It really does… if you give any credence to my survey of 31 ICT students in ‘Asperger’s Academy’. The survey came about because this is the time of year that they have to actually implement solutions as part of their ICT A...

Share

It really does… if you give any credence to my survey of 31 ICT students in ‘Asperger’s Academy’.

The survey came about because this is the time of year that they have to actually implement solutions as part of their ICT A level course-work and so ultimately select software that they can use at school and at home.

That’s the first part; the second part is that their project has to have a business plan … with costings.

Here are some qualitative conclusions from the first part:

1) Everyone in the three classes had heard of free, open source software and knew about Open Office as an alternative, free download, to MS Office.

2) Everyone knew about copyright protection but few knew about IP. They would happily use copyrighted images until challenged.

3) Nearly all students had used illegal file sharing for music downloads … but this was in the past, now were mostly happy to pay modest prices for legal downloads of music.

4) Most (75%) had a pathological aversion to paying for ‘desktop’ software. They exclusively used ‘free’ software, either stolen proprietary (i.e. someone else bought it and supplied license key), ‘cracked’ downloads, free open source software or Google Web Apps. Web apps were very popular, as was online storage.

5) In the emerging Smart Phone market no-one grumbled at paying a small amount for certain desirable ‘apps’.

6) FOSS desktop software actually chosen for use was: Inkscape, Joomla (on apache:php:mysql), Open Office and FreeMind (mind maps). No one wanted to use The Gimp when Photoshop was so easy to crack (apparently).

To summarise the above:

If it’s something they want, they will pay modest amounts gladly; if it’s something they need for work and it costs a bob or two they won’t pay. They know stealing is wrong and would rather not do it ... but the moral imperative is weak. They have no strong feelings about FOSS either way other than a vague good feeling that it is free and legal.

Finally to Part 2.

This involved the business side of it all. Here they were costing all aspects of the work including software: I had my work cut out here. Most of the students knew two things: businesses need to be legal and spending money is a darn sight easier than making money.

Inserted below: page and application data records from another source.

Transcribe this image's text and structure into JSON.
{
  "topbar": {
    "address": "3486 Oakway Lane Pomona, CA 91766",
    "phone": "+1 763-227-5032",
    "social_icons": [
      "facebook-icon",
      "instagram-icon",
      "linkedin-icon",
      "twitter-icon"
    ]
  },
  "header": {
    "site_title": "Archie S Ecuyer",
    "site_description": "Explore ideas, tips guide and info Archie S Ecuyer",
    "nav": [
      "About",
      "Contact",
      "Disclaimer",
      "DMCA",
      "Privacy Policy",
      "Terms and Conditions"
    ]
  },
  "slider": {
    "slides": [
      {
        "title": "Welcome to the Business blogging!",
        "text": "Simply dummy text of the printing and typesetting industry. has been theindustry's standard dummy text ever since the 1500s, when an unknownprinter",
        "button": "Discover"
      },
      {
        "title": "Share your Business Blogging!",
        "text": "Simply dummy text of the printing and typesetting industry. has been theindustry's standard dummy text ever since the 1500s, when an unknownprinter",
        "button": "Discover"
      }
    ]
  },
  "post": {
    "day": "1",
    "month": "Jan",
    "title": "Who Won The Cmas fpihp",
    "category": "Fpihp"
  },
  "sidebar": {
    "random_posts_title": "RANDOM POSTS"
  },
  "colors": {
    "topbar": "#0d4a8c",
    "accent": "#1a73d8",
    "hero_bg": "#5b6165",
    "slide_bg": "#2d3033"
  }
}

I was bombarded with requests for free, legitimate software solutions that would do the job. This meant in effect that every project used either FOSS or Google web Apps.

Draw your own conclusions from the above.

Find your next job with computerworld UK jobs